Some comments? Well, I admit I was disappointed. Despite some promising initial flutters, and even though the peat was evident on the nose and palate, it didn’t bite and grab the tastebuds in quite the usual fashion. The palate was thin & struck me as possibly being a tad one-dimensional, offering little complexity. It tasted young, and no doubt it is. However, clearly the potential is there, and I suspect that if it could be bottled at 8 to 10 years old, it might prove to be an impressive malt.
Perhaps this all comes across as a bit too negative. Was it pleasant? Yes. Would I drink it again? Yes, indeed. As an Australian malt, it holds its own, and would serve well as an aperitif whisky. And offering a peated version is a nice acknowledgement from Bakery Hill to the many peatophiles that grace our shores. Furthermore, whist I have not tasted the other expressions for this review, I tasted the prototypes of the Bakery Hill Classic Malt and Double Wood expressions at the 2003 Malt Whisky Convention in Canberra, and they were – by some distance – the best Antipodean malts on offer.

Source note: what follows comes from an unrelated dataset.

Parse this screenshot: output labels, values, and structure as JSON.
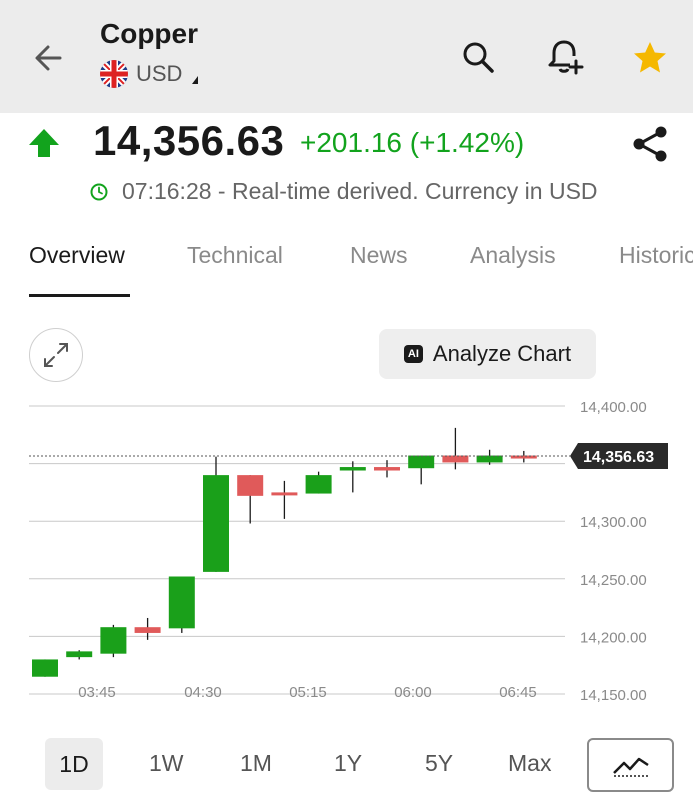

As for cost, the Bakery Hill bottling demonstrates where the Australian industry struggles. Production runs are small, and the relative scales are not economical. $80 for a 500ml bottle of whisky barely more than 3 years old does not seem good value, especially considering the same amount of money can buy a 700ml bottle of 16 year old Lagavulin – one of the finest single malt scotches on the market. Still, what cost do you put on national pride? Buy Australian, and invest in our local whisky industry!